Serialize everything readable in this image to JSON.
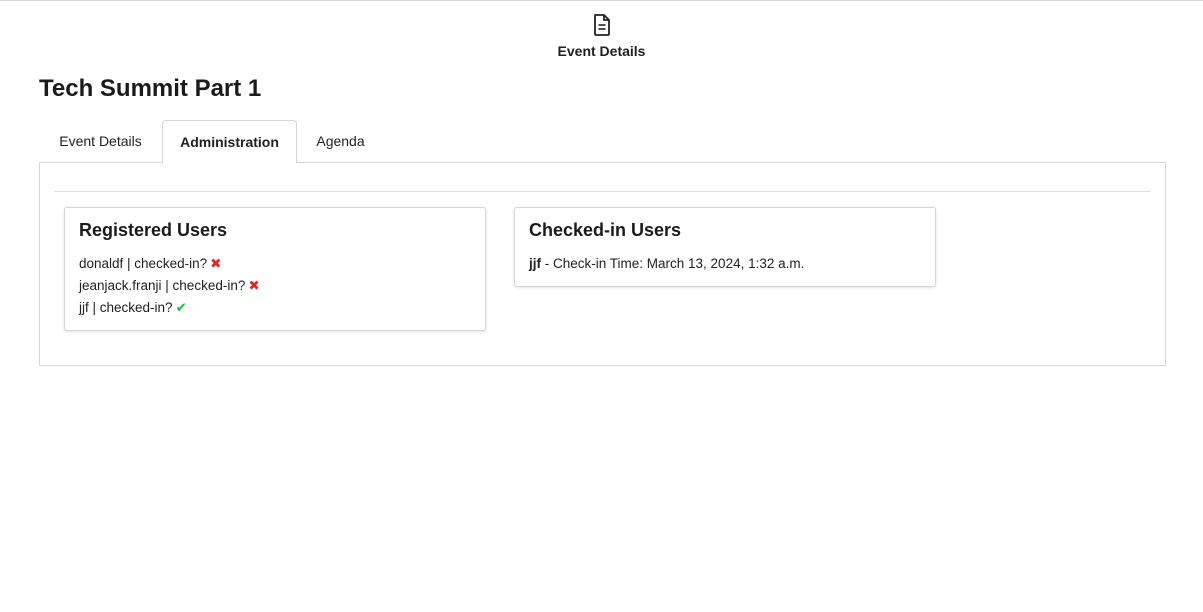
{
  "header": {
    "icon": "file-text-icon",
    "label": "Event Details"
  },
  "page": {
    "title": "Tech Summit Part 1"
  },
  "tabs": [
    {
      "label": "Event Details",
      "active": false
    },
    {
      "label": "Administration",
      "active": true
    },
    {
      "label": "Agenda",
      "active": false
    }
  ],
  "registered": {
    "title": "Registered Users",
    "users": [
      {
        "text": "donaldf | checked-in?",
        "checked_in": false,
        "icon": "x-icon"
      },
      {
        "text": "jeanjack.franji | checked-in?",
        "checked_in": false,
        "icon": "x-icon"
      },
      {
        "text": "jjf | checked-in?",
        "checked_in": true,
        "icon": "checkmark-icon"
      }
    ]
  },
  "checked_in": {
    "title": "Checked-in Users",
    "entries": [
      {
        "username": "jjf",
        "detail": " - Check-in Time: March 13, 2024, 1:32 a.m."
      }
    ]
  },
  "colors": {
    "x_mark": "#db2828",
    "check_mark": "#21ba45",
    "border": "#d4d4d4"
  }
}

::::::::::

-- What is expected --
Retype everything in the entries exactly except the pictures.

-- Task response --
Serialize everything readable in this image to JSON.
{
  "header": {
    "icon": "file-text-icon",
    "label": "Event Details"
  },
  "page": {
    "title": "Tech Summit Part 1"
  },
  "tabs": [
    {
      "label": "Event Details",
      "active": false
    },
    {
      "label": "Administration",
      "active": true
    },
    {
      "label": "Agenda",
      "active": false
    }
  ],
  "registered": {
    "title": "Registered Users",
    "users": [
      {
        "text": "donaldf | checked-in?",
        "checked_in": false,
        "icon": "x-icon"
      },
      {
        "text": "jeanjack.franji | checked-in?",
        "checked_in": false,
        "icon": "x-icon"
      },
      {
        "text": "jjf | checked-in?",
        "checked_in": true,
        "icon": "checkmark-icon"
      }
    ]
  },
  "checked_in": {
    "title": "Checked-in Users",
    "entries": [
      {
        "username": "jjf",
        "detail": " - Check-in Time: March 13, 2024, 1:32 a.m."
      }
    ]
  },
  "colors": {
    "x_mark": "#db2828",
    "check_mark": "#21ba45",
    "border": "#d4d4d4"
  }
}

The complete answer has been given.